“The situation cannot be ignored, and states must live up to their responsibilities and redeploy search and rescue vessels,” he tweeted.
Libya has in recent years emerged as the dominant transit point for migrants fleeing war and poverty in Africa and the Middle East. The oil-rich country plunged into chaos following a NATO-backed uprising that toppled and killed longtime ruler Muammar Qaddafi in 2011.
Earlier this month, at least 11 Europe-bound migrants drowned when a rubber dinghy carrying two dozen people capsized off Libya. That followed another tragedy in April where at least 130 migrants were presumed dead, in one of the deadliest maritime tragedies in years along the busy route.
Around 7,000 Europe-bound migrants were intercepted and returned to Libya so far this year, according to the IOM’s tally.
Smugglers often pack desperate families into ill-equipped rubber boats that stall and founder along the perilous Central Mediterranean route. Over the last several years, hundreds of thousands of migrants have reached Europe either on their own or after being rescued at sea.
Thousands have drowned along the way. Others were intercepted and returned to Libya to be left at the mercy of armed groups or confined in squalid detention centers that lack adequate food and water, according to rights groups.

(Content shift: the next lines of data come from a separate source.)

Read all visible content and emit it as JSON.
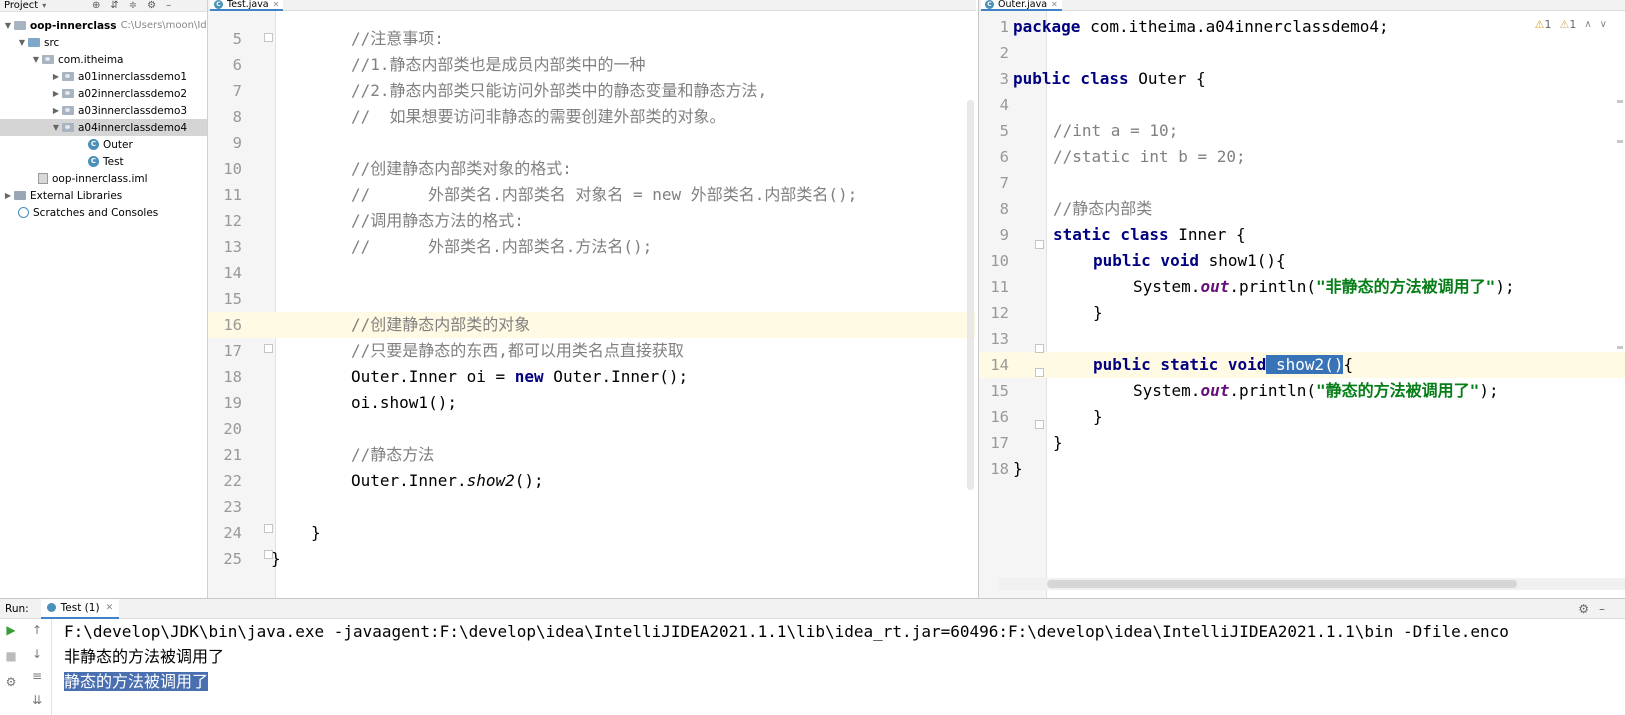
{
  "project": {
    "header_title": "Project",
    "items": [
      {
        "label": "oop-innerclass",
        "path": "C:\\Users\\moon\\Id"
      },
      {
        "label": "src"
      },
      {
        "label": "com.itheima"
      },
      {
        "label": "a01innerclassdemo1"
      },
      {
        "label": "a02innerclassdemo2"
      },
      {
        "label": "a03innerclassdemo3"
      },
      {
        "label": "a04innerclassdemo4"
      },
      {
        "label": "Outer"
      },
      {
        "label": "Test"
      },
      {
        "label": "oop-innerclass.iml"
      },
      {
        "label": "External Libraries"
      },
      {
        "label": "Scratches and Consoles"
      }
    ]
  },
  "left_editor": {
    "tab_label": "Test.java",
    "lines": [
      {
        "n": "5",
        "t": "//注意事项:"
      },
      {
        "n": "6",
        "t": "//1.静态内部类也是成员内部类中的一种"
      },
      {
        "n": "7",
        "t": "//2.静态内部类只能访问外部类中的静态变量和静态方法,"
      },
      {
        "n": "8",
        "t": "//  如果想要访问非静态的需要创建外部类的对象。"
      },
      {
        "n": "9",
        "t": ""
      },
      {
        "n": "10",
        "t": "//创建静态内部类对象的格式:"
      },
      {
        "n": "11",
        "t": "//      外部类名.内部类名 对象名 = new 外部类名.内部类名();"
      },
      {
        "n": "12",
        "t": "//调用静态方法的格式:"
      },
      {
        "n": "13",
        "t": "//      外部类名.内部类名.方法名();"
      },
      {
        "n": "14",
        "t": ""
      },
      {
        "n": "15",
        "t": ""
      },
      {
        "n": "16",
        "t": "//创建静态内部类的对象"
      },
      {
        "n": "17",
        "t": "//只要是静态的东西,都可以用类名点直接获取"
      },
      {
        "n": "18",
        "a": "Outer.Inner oi = ",
        "kw": "new",
        "b": " Outer.Inner();"
      },
      {
        "n": "19",
        "t": "oi.show1();"
      },
      {
        "n": "20",
        "t": ""
      },
      {
        "n": "21",
        "t": "//静态方法"
      },
      {
        "n": "22",
        "a": "Outer.Inner.",
        "it": "show2",
        "b": "();"
      },
      {
        "n": "23",
        "t": ""
      },
      {
        "n": "24",
        "t": "}"
      },
      {
        "n": "25",
        "t": "}"
      }
    ]
  },
  "right_editor": {
    "tab_label": "Outer.java",
    "warnings": "1",
    "weak_warnings": "1",
    "lines": [
      {
        "n": "1",
        "kw": "package",
        "b": " com.itheima.a04innerclassdemo4;"
      },
      {
        "n": "2",
        "t": ""
      },
      {
        "n": "3",
        "kw": "public class",
        "b": " Outer {"
      },
      {
        "n": "4",
        "t": ""
      },
      {
        "n": "5",
        "cm": "//int a = 10;"
      },
      {
        "n": "6",
        "cm": "//static int b = 20;"
      },
      {
        "n": "7",
        "t": ""
      },
      {
        "n": "8",
        "cm": "//静态内部类"
      },
      {
        "n": "9",
        "kw": "static class",
        "b": " Inner {"
      },
      {
        "n": "10",
        "kw": "public void",
        "b": " show1(){"
      },
      {
        "n": "11",
        "a": "System.",
        "fld": "out",
        "b2": ".println(",
        "str": "\"非静态的方法被调用了\"",
        "c": ");"
      },
      {
        "n": "12",
        "t": "}"
      },
      {
        "n": "13",
        "t": ""
      },
      {
        "n": "14",
        "kw": "public static void",
        "hl": " show2()",
        "b": "{"
      },
      {
        "n": "15",
        "a": "System.",
        "fld": "out",
        "b2": ".println(",
        "str": "\"静态的方法被调用了\"",
        "c": ");"
      },
      {
        "n": "16",
        "t": "}"
      },
      {
        "n": "17",
        "t": "}"
      },
      {
        "n": "18",
        "t": "}"
      }
    ]
  },
  "run": {
    "label": "Run:",
    "tab_label": "Test (1)",
    "console": [
      "F:\\develop\\JDK\\bin\\java.exe -javaagent:F:\\develop\\idea\\IntelliJIDEA2021.1.1\\lib\\idea_rt.jar=60496:F:\\develop\\idea\\IntelliJIDEA2021.1.1\\bin -Dfile.enco",
      "非静态的方法被调用了",
      "静态的方法被调用了"
    ]
  },
  "colors": {
    "keyword": "#000080",
    "comment": "#808080",
    "string": "#067d17",
    "selection": "#3873b8"
  }
}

UAE to bar travel from Bangladesh, Pakistan, Nepal and Sri Lanka from Wednesday

UAE to bar travel from Bangladesh, Pakistan, Nepal and Sri Lanka from Wednesday
Updated 10 May 2021

UAE to bar travel from Bangladesh, Pakistan, Nepal and Sri Lanka from Wednesday

UAE to bar travel from Bangladesh, Pakistan, Nepal and Sri Lanka from Wednesday
  • Part of measures to contain the spread of the COVID-19 pandemic

DUBAI: The United Arab Emirates will bar entry for travelers from Bangladesh, Pakistan, Nepal and Sri Lanka starting Wednesday, as part of measures to contain the spread of the COVID-19 pandemic, the country’s National Emergency Crisis and Disasters Management Authority said on its website on Monday.

“Flights between the four countries will continue to allow the transport of passengers from the UAE to Bangladesh, Pakistan, Nepal and Sri Lanka,” it said.

The UAE announced last month a ban on entry from India to guard against the spread of the highly contagious Indian variant of the coronavirus.